_EXERCISE:_ Copy each line of the following material exactly.

_MATERIAL PROVIDED:_
.....
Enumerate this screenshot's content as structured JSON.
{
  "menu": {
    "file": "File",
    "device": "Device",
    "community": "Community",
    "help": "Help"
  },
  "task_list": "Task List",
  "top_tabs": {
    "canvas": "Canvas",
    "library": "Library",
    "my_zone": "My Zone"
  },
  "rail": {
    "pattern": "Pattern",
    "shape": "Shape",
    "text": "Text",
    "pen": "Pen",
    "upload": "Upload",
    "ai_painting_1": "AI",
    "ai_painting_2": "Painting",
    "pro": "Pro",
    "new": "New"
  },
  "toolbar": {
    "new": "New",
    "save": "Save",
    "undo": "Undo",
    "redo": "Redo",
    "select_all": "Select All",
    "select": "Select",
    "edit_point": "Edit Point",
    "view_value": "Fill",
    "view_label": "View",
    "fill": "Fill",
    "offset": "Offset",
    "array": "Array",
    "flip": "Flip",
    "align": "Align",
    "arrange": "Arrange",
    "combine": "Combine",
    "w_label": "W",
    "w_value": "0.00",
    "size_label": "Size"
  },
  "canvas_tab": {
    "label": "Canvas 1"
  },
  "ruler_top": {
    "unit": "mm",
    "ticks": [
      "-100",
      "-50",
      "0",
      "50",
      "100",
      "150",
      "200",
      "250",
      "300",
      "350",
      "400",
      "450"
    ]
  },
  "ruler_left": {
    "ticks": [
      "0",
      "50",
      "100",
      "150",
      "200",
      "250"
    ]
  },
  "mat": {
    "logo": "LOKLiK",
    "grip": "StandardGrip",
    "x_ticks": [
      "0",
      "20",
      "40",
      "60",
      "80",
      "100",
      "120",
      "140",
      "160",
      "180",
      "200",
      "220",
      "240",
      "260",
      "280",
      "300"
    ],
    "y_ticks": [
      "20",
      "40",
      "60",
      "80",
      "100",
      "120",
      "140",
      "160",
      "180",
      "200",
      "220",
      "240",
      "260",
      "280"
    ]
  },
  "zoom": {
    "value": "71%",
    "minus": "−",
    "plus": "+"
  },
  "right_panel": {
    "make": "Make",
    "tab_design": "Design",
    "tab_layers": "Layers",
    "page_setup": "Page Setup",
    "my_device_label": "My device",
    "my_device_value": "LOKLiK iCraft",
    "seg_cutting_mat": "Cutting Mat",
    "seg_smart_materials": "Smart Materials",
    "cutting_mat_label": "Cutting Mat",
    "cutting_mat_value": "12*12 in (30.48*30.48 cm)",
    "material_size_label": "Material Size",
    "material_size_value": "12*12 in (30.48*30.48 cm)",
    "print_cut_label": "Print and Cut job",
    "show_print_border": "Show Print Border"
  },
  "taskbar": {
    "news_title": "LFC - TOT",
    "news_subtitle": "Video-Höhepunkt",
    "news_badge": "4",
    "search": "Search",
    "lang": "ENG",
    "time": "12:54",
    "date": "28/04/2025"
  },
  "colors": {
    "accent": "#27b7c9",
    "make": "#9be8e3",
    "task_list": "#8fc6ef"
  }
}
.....
_ANSWER TO THIS PROBLEM:_
Enumerate this screenshot's content as structured JSON.
{
  "menu": {
    "file": "File",
    "device": "Device",
    "community": "Community",
    "help": "Help"
  },
  "task_list": "Task List",
  "top_tabs": {
    "canvas": "Canvas",
    "library": "Library",
    "my_zone": "My Zone"
  },
  "rail": {
    "pattern": "Pattern",
    "shape": "Shape",
    "text": "Text",
    "pen": "Pen",
    "upload": "Upload",
    "ai_painting_1": "AI",
    "ai_painting_2": "Painting",
    "pro": "Pro",
    "new": "New"
  },
  "toolbar": {
    "new": "New",
    "save": "Save",
    "undo": "Undo",
    "redo": "Redo",
    "select_all": "Select All",
    "select": "Select",
    "edit_point": "Edit Point",
    "view_value": "Fill",
    "view_label": "View",
    "fill": "Fill",
    "offset": "Offset",
    "array": "Array",
    "flip": "Flip",
    "align": "Align",
    "arrange": "Arrange",
    "combine": "Combine",
    "w_label": "W",
    "w_value": "0.00",
    "size_label": "Size"
  },
  "canvas_tab": {
    "label": "Canvas 1"
  },
  "ruler_top": {
    "unit": "mm",
    "ticks": [
      "-100",
      "-50",
      "0",
      "50",
      "100",
      "150",
      "200",
      "250",
      "300",
      "350",
      "400",
      "450"
    ]
  },
  "ruler_left": {
    "ticks": [
      "0",
      "50",
      "100",
      "150",
      "200",
      "250"
    ]
  },
  "mat": {
    "logo": "LOKLiK",
    "grip": "StandardGrip",
    "x_ticks": [
      "0",
      "20",
      "40",
      "60",
      "80",
      "100",
      "120",
      "140",
      "160",
      "180",
      "200",
      "220",
      "240",
      "260",
      "280",
      "300"
    ],
    "y_ticks": [
      "20",
      "40",
      "60",
      "80",
      "100",
      "120",
      "140",
      "160",
      "180",
      "200",
      "220",
      "240",
      "260",
      "280"
    ]
  },
  "zoom": {
    "value": "71%",
    "minus": "−",
    "plus": "+"
  },
  "right_panel": {
    "make": "Make",
    "tab_design": "Design",
    "tab_layers": "Layers",
    "page_setup": "Page Setup",
    "my_device_label": "My device",
    "my_device_value": "LOKLiK iCraft",
    "seg_cutting_mat": "Cutting Mat",
    "seg_smart_materials": "Smart Materials",
    "cutting_mat_label": "Cutting Mat",
    "cutting_mat_value": "12*12 in (30.48*30.48 cm)",
    "material_size_label": "Material Size",
    "material_size_value": "12*12 in (30.48*30.48 cm)",
    "print_cut_label": "Print and Cut job",
    "show_print_border": "Show Print Border"
  },
  "taskbar": {
    "news_title": "LFC - TOT",
    "news_subtitle": "Video-Höhepunkt",
    "news_badge": "4",
    "search": "Search",
    "lang": "ENG",
    "time": "12:54",
    "date": "28/04/2025"
  },
  "colors": {
    "accent": "#27b7c9",
    "make": "#9be8e3",
    "task_list": "#8fc6ef"
  }
}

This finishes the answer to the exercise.